Government

Tech firms step forward to build Trump’s vetting system

Tech firms including IBM and Red Hat were among many companies in attendance at a two-day presentation about US President Donald Trump’s plan to build a digital system that uses data mining to implement “extreme vetting” to screen immigrants arriving in the United States.

The industry day, hosted by the US Immigration and Customs Enforcement’s Homeland Security Investigations department in Arlington, Virginia, was held from 18-19 July, The Intercept reported. Companies in attendance showed their interest in helping to build the system which Trump promised to deliver during his campaigning for the 2016 presidential election.

The President recently said that legal immigration to the US would be cut by half. Trump suffered a setback when his 90-day ban on entry for people from seven mainly Muslim majority countries was blocked by the courts. Under a new modified version that was later passed, Iraq was removed from the list of countries, while Syria, Iran, Libya, Somalia, Yemen and Sudan remain.

The current vetting practices in the US is said to be insufficient, according to a document from ICE, The Intercept reported. It fails to evaluate whether a prospective immigrant would likely engage in criminal behavior or terrorist activity. The practices are described as being “fragmented across mission areas and are both time-consuming and manually labor-intensive due to complexities in the current US immigration system.”

To replace this, the government is seeking a system that “automates, centralizes, and streamlines the current manual vetting process while simultaneously making determinations via automation if the data retrieved is actionable” so that it can “implement the president’s various executive orders that address American immigration and border protection security and interests.”

The FBI attempted to build a similar system some years ago which failed to proceed because of opposition from the American Civil Liberties Union, an attendee reportedly pointed out. In response, ICE officials said a move against non-citizens would be less likely to be opposed by civil liberties groups.
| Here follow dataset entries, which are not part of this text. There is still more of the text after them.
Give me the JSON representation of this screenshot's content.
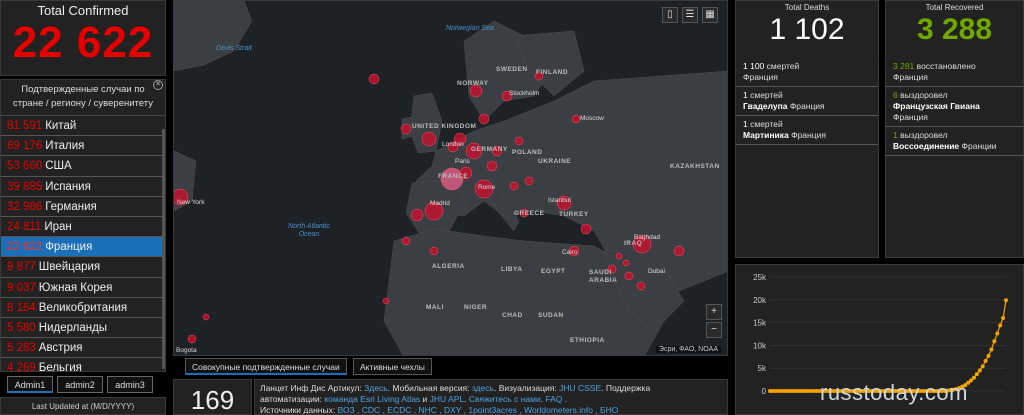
{
  "total_confirmed": {
    "title": "Total Confirmed",
    "value": "22 622"
  },
  "country_list": {
    "header": "Подтвержденные случаи по стране / региону / суверенитету",
    "rows": [
      {
        "num": "81 591",
        "name": "Китай"
      },
      {
        "num": "69 176",
        "name": "Италия"
      },
      {
        "num": "53 660",
        "name": "США"
      },
      {
        "num": "39 885",
        "name": "Испания"
      },
      {
        "num": "32 986",
        "name": "Германия"
      },
      {
        "num": "24 811",
        "name": "Иран"
      },
      {
        "num": "22 622",
        "name": "Франция"
      },
      {
        "num": "9 877",
        "name": "Швейцария"
      },
      {
        "num": "9 037",
        "name": "Южная Корея"
      },
      {
        "num": "8 164",
        "name": "Великобритания"
      },
      {
        "num": "5 580",
        "name": "Нидерланды"
      },
      {
        "num": "5 283",
        "name": "Австрия"
      },
      {
        "num": "4 269",
        "name": "Бельгия"
      }
    ],
    "selected_index": 6,
    "selected_color": "#1b6fb6"
  },
  "admin_tabs": [
    "Admin1",
    "admin2",
    "admin3"
  ],
  "last_updated": "Last Updated at (M/D/YYYY)",
  "map": {
    "labels": [
      {
        "t": "NORWAY"
      },
      {
        "t": "SWEDEN"
      },
      {
        "t": "FINLAND"
      },
      {
        "t": "UNITED KINGDOM"
      },
      {
        "t": "GERMANY"
      },
      {
        "t": "POLAND"
      },
      {
        "t": "UKRAINE"
      },
      {
        "t": "KAZAKHSTAN"
      },
      {
        "t": "FRANCE"
      },
      {
        "t": "GREECE"
      },
      {
        "t": "TURKEY"
      },
      {
        "t": "IRAQ"
      },
      {
        "t": "ALGERIA"
      },
      {
        "t": "LIBYA"
      },
      {
        "t": "EGYPT"
      },
      {
        "t": "SAUDI ARABIA"
      },
      {
        "t": "MALI"
      },
      {
        "t": "NIGER"
      },
      {
        "t": "CHAD"
      },
      {
        "t": "SUDAN"
      },
      {
        "t": "ETHIOPIA"
      }
    ],
    "cities": [
      "Moscow",
      "London",
      "Paris",
      "Madrid",
      "Istanbul",
      "Baghdad",
      "Cairo",
      "Dubai",
      "Stockholm",
      "Rome",
      "New York",
      "Bogota"
    ],
    "oceans": [
      "Davis Strait",
      "Norwegian Sea",
      "North Atlantic Ocean"
    ],
    "attribution": "Эсри, ФАО, NOAA",
    "zoom_in": "+",
    "zoom_out": "−"
  },
  "map_tabs": [
    "Совокупные подтвержденные случаи",
    "Активные чехлы"
  ],
  "countries_count": "169",
  "info": {
    "lines": [
      {
        "segments": [
          {
            "t": "Ланцет Инф Дис Артикул: "
          },
          {
            "t": "Здесь",
            "link": true
          },
          {
            "t": ". Мобильная версия: "
          },
          {
            "t": "здесь",
            "link": true
          },
          {
            "t": ". Визуализация: "
          },
          {
            "t": "JHU CSSE",
            "link": true
          },
          {
            "t": ". Поддержка"
          }
        ]
      },
      {
        "segments": [
          {
            "t": "автоматизации: "
          },
          {
            "t": "команда Esri Living Atlas",
            "link": true
          },
          {
            "t": " и "
          },
          {
            "t": "JHU APL",
            "link": true
          },
          {
            "t": ". "
          },
          {
            "t": "Свяжитесь с нами",
            "link": true
          },
          {
            "t": ". "
          },
          {
            "t": "FAQ",
            "link": true
          },
          {
            "t": " ."
          }
        ]
      },
      {
        "segments": [
          {
            "t": "Источники данных: "
          },
          {
            "t": "ВОЗ , CDC , ECDC , NHC , DXY , 1point3acres , Worldometers.info , БНО",
            "link": true
          }
        ]
      }
    ]
  },
  "deaths": {
    "title": "Total Deaths",
    "value": "1 102",
    "items": [
      {
        "num": "1 100",
        "unit": "смертей",
        "place": "",
        "region": "Франция"
      },
      {
        "num": "1",
        "unit": "смертей",
        "place": "Гваделупа",
        "region": "Франция"
      },
      {
        "num": "1",
        "unit": "смертей",
        "place": "Мартиника",
        "region": "Франция"
      }
    ]
  },
  "recovered": {
    "title": "Total Recovered",
    "value": "3 288",
    "items": [
      {
        "num": "3 281",
        "unit": "восстановлено",
        "place": "",
        "region": "Франция"
      },
      {
        "num": "6",
        "unit": "выздоровел",
        "place": "Французская Гвиана",
        "region": "Франция"
      },
      {
        "num": "1",
        "unit": "выздоровел",
        "place": "Воссоединение",
        "region": "Франции"
      }
    ]
  },
  "chart_data": {
    "type": "line",
    "title": "",
    "xlabel": "",
    "ylabel": "",
    "yticks": [
      "0",
      "5k",
      "10k",
      "15k",
      "20k",
      "25k"
    ],
    "ylim": [
      0,
      25000
    ],
    "series": [
      {
        "values": [
          0,
          0,
          0,
          0,
          0,
          0,
          0,
          0,
          0,
          0,
          0,
          0,
          0,
          0,
          0,
          0,
          0,
          0,
          0,
          0,
          0,
          0,
          0,
          0,
          0,
          0,
          0,
          0,
          0,
          0,
          0,
          0,
          0,
          0,
          0,
          0,
          0,
          0,
          0,
          0,
          0,
          0,
          0,
          0,
          0,
          0,
          0,
          0,
          0,
          0,
          0,
          0,
          0,
          0,
          0,
          0,
          0,
          0,
          0,
          0,
          0,
          100,
          200,
          290,
          420,
          650,
          950,
          1300,
          1800,
          2300,
          2900,
          3700,
          4500,
          5400,
          6600,
          7700,
          9100,
          10900,
          12600,
          14400,
          16000,
          19900
        ]
      }
    ],
    "color": "#f5a300",
    "grid": true
  },
  "watermark": "russtoday.com",
  "colors": {
    "confirmed": "#e60000",
    "recovered": "#70a800",
    "link": "#4fa3e0"
  }
}
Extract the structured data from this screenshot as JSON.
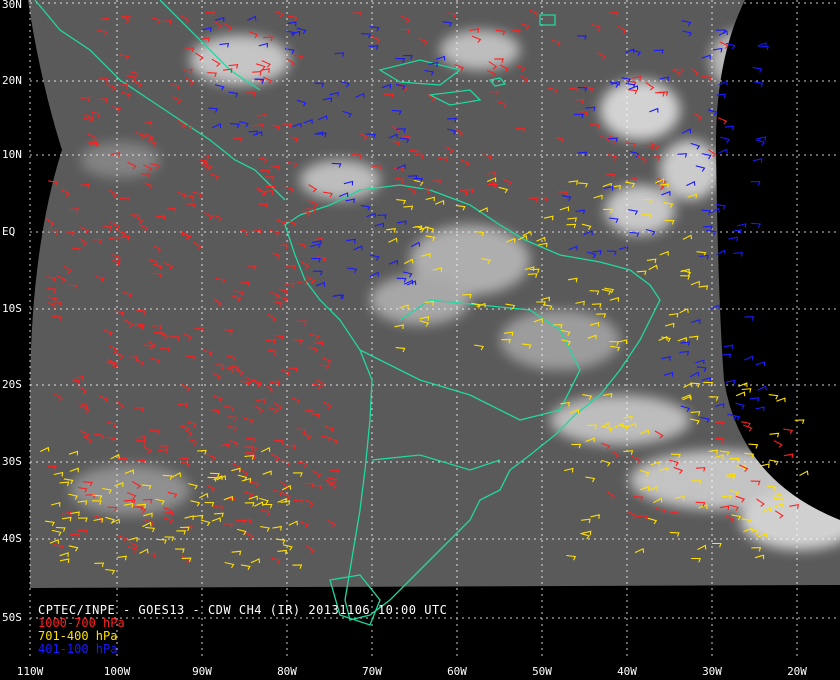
{
  "map": {
    "title": "CPTEC/INPE - GOES13 - CDW CH4 (IR) 20131106 10:00 UTC",
    "latitude_labels": [
      "30N",
      "20N",
      "10N",
      "EQ",
      "10S",
      "20S",
      "30S",
      "40S",
      "50S"
    ],
    "longitude_labels": [
      "110W",
      "100W",
      "90W",
      "80W",
      "70W",
      "60W",
      "50W",
      "40W",
      "30W",
      "20W"
    ],
    "legend": [
      {
        "label": "1000-700 hPa",
        "color": "#ff2020"
      },
      {
        "label": "701-400 hPa",
        "color": "#ffe000"
      },
      {
        "label": "401-100 hPa",
        "color": "#1a1aff"
      }
    ],
    "colors": {
      "background": "#000000",
      "coastline": "#20d8a0",
      "graticule": "#ffffff",
      "satellite_gray": "#5a5a5a"
    }
  }
}
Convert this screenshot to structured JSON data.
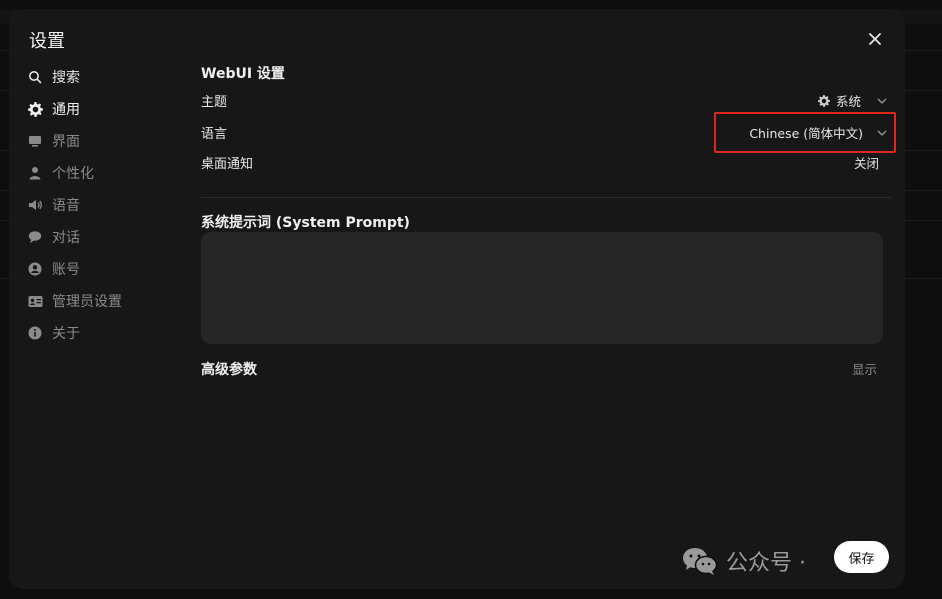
{
  "modal": {
    "title": "设置"
  },
  "sidebar": {
    "items": [
      {
        "label": "搜索",
        "icon": "search-icon"
      },
      {
        "label": "通用",
        "icon": "gear-icon",
        "active": true
      },
      {
        "label": "界面",
        "icon": "monitor-icon"
      },
      {
        "label": "个性化",
        "icon": "user-icon"
      },
      {
        "label": "语音",
        "icon": "speaker-icon"
      },
      {
        "label": "对话",
        "icon": "chat-icon"
      },
      {
        "label": "账号",
        "icon": "account-icon"
      },
      {
        "label": "管理员设置",
        "icon": "admin-card-icon"
      },
      {
        "label": "关于",
        "icon": "info-icon"
      }
    ]
  },
  "general": {
    "section_title": "WebUI 设置",
    "theme_label": "主题",
    "theme_value": "系统",
    "language_label": "语言",
    "language_value": "Chinese (简体中文)",
    "notify_label": "桌面通知",
    "notify_value": "关闭"
  },
  "prompt": {
    "title": "系统提示词 (System Prompt)",
    "value": ""
  },
  "advanced": {
    "title": "高级参数",
    "toggle_label": "显示"
  },
  "footer": {
    "save_label": "保存",
    "watermark_text": "公众号 · "
  },
  "colors": {
    "highlight": "#e0271d",
    "modal_bg": "#171717"
  }
}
The company that wins the contract to build the new vetting system will “analyze and apply techniques to exploit publicly available information, such as media, blogs, public hearings, conferences, academic websites, social media websites such as Twitter, Facebook, and LinkedIn, radio, television, press, geospatial sources, internet sites, and specialized publications with intent to extract pertinent information regarding targets, including criminals, fugitives, non-immigrant violators, and targeted national security threats and their location.”